- Nav.it. It’s a women-centric app that helps manage your money and helps to achieve your ambitions. It helps you track and manage your finances with specific goals in mind.
Grocery coupons and cash back
For grocery coupons (digital and printable), check out:
- TheKrazyCouponLady: This site is obsessed with uncovering coupons and deals at grocery stores as well as leading retailers.
- Coupons.com: This one offers printable coupons and coupon codes at grocery stores and leading retail stores. It’s a bit more trouble, but the savings pile up.
- Checkout 51: This is much easier, as by just uploading a photo of your receipt through the app as well as selecting offers, you can earn cash back on groceries.
- Ibotta: Also simple…you can earn cash back wherever you shop by scanning your receipt with the app.
Online shopping coupons, cash back, rebates, price monitoring, and refunds
For online shopping, there are a lot of sites and apps that provide coupons, coupon codes, cash back, rebates, price monitoring, or refunds:
- Ebates (now called Rakuten): By shopping online (or in-store at some retailers), you can receive a cash back rebate. They also have a Chrome app to let you know how much you can receive.
- Paribus: This tracks e-commerce purchases via email and looks for price drops, and subsequently contacts the retailer to request a refund for the customer.
- Earny: Similar to Paribus, Earny searches for price drops on your purchases based on receipts in your email. If the app notices potential savings, it seeks a refund on your behalf.
- Dosh: It’s sort of like an ongoing credit-card promotion—it gives you cash back on purchases when you link your credit card and order through the app.
- Drop: Earn points on purchases that you make with your linked card. Redeem points for gift cards.
- BeFrugal: Offers cash back on purchases from thousands of merchants when you make the purchase through the app.
- Spent: Pay with your linked credit card and earn cash back at participating partners.
- RetailMeNot: This is an online coupon clipper: it offers promotions, deals, and discount codes at many leading retailers.
- Honey: (Eric: Another personal favorite, this is constantly running on my machine.) You can go to the site if you want to search their price comparisons manually, but with the Chrome extension installed, their recommended alternative offerings come to you. When you’re making a purchase, the extension will scan all available coupon codes to find you the best one (if one exists) and then applies the coupon it found at checkout.
- Jewel: Get cash back from online shopping at many designer and high-end brands of clothing and lifestyle products.
- CamelCamelCamel: This allows you to watch for price drops on specific products at Amazon. Very specific, but still, especially if you have Prime, very useful.
- Wikibuy: Billing itself as “Waze for shopping,” the solution utilizes crowdsourcing to find deals and working coupons for things you are looking to purchase. When any of the other 1.5 million users make a purchase, the purchase price and any coupons used are uploaded in real time to the system. If you are looking at a similar product, and have the browser extension installed, Wikibuy will alert you if it knows of a better deal.

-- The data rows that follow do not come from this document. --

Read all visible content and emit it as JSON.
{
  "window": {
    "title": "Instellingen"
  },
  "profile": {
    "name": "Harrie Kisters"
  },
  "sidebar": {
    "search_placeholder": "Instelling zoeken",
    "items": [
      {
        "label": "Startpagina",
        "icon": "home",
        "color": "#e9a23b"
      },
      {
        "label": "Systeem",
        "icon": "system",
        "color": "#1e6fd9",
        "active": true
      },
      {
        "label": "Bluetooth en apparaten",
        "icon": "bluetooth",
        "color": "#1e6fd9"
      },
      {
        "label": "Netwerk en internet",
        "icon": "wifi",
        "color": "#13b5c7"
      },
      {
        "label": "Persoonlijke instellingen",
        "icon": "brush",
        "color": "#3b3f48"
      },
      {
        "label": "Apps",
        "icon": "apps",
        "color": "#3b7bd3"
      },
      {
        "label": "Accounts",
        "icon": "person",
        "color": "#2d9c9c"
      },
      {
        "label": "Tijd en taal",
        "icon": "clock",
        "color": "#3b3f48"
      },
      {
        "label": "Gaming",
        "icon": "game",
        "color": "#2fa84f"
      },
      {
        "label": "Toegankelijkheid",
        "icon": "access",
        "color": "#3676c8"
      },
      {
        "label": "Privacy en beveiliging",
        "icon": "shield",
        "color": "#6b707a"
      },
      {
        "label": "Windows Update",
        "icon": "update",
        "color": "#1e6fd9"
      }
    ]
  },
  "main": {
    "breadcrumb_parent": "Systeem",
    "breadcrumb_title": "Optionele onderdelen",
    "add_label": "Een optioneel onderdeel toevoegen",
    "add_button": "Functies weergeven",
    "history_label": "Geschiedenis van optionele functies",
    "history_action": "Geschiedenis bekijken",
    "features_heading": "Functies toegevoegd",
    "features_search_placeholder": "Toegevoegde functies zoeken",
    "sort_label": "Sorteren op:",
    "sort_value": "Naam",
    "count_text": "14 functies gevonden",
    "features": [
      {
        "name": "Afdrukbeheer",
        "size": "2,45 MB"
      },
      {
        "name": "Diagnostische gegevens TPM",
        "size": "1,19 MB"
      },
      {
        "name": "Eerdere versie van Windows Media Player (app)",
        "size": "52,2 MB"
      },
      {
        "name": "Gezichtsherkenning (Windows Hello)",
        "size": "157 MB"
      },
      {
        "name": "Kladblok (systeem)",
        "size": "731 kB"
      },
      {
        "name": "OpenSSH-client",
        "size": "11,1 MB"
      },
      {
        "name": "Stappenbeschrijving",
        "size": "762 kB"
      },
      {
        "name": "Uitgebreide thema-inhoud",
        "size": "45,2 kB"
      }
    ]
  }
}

- You can always do a Google search for the retailer’s name and the word “coupon” or “promotion” or “promo code” or any similar keyword. You may find lots of sites that offer coupon codes for the item you are about to buy. Just make sure the offers are current.
Local discounts and deals
For local discounts and deals for restaurants, spas, events, products, and services:
- Groupon: One of the originals in connecting you to deals from local merchants.
- LivingSocial: Also offers deals on things to do in your city, LivingSocial is now owned by Groupon.
- Cinch Wallet: Save money while doing good: download the Cinch Wallet app and select a business offering a discount. You choose a local charity, and Cinch Wallet will donate to them for every purchase.
- Gilt City: Sometimes you need a splurge. Discounts on everything from high-end spa treatments to restaurants can be found on this site.